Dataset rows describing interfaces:
════

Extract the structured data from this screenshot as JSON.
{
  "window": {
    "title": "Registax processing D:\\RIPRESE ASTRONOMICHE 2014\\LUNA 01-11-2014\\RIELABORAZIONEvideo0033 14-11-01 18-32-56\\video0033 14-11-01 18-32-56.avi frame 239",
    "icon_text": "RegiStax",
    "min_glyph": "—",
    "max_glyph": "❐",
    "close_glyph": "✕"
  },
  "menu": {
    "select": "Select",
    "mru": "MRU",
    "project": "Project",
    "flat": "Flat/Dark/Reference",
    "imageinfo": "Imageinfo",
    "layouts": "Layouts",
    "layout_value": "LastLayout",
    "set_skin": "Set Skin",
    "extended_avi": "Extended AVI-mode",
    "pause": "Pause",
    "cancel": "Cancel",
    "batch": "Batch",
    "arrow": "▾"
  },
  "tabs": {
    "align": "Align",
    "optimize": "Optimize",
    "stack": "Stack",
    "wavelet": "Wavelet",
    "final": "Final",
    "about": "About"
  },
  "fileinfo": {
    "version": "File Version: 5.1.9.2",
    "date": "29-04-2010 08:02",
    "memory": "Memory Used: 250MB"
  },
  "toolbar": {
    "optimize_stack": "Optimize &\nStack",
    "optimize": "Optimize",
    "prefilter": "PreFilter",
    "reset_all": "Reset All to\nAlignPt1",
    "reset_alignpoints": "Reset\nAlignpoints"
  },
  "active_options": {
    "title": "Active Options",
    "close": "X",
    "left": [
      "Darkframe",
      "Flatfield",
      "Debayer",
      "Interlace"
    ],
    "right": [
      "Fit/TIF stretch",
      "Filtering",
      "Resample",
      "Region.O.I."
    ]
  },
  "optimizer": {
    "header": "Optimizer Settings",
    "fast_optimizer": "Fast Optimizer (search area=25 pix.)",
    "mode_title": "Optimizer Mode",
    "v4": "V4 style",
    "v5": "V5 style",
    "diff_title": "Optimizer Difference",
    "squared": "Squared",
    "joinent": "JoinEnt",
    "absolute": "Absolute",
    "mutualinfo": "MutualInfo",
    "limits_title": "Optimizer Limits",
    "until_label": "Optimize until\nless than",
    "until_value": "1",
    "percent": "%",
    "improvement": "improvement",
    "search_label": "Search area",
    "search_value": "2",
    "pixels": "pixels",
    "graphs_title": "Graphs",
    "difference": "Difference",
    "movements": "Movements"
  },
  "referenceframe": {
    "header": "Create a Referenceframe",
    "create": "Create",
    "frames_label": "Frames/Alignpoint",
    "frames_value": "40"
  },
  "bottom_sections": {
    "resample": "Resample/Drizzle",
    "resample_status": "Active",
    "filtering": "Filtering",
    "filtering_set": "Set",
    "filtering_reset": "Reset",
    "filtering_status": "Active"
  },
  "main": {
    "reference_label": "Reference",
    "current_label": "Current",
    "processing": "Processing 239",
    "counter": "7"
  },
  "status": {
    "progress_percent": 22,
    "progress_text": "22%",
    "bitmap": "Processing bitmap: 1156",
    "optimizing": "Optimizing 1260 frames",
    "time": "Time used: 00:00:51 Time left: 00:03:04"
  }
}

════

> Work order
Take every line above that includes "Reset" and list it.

> Solution for this task
    "reset_all": "Reset All to\nAlignPt1",
    "reset_alignpoints": "Reset\nAlignpoints"
    "filtering_reset": "Reset",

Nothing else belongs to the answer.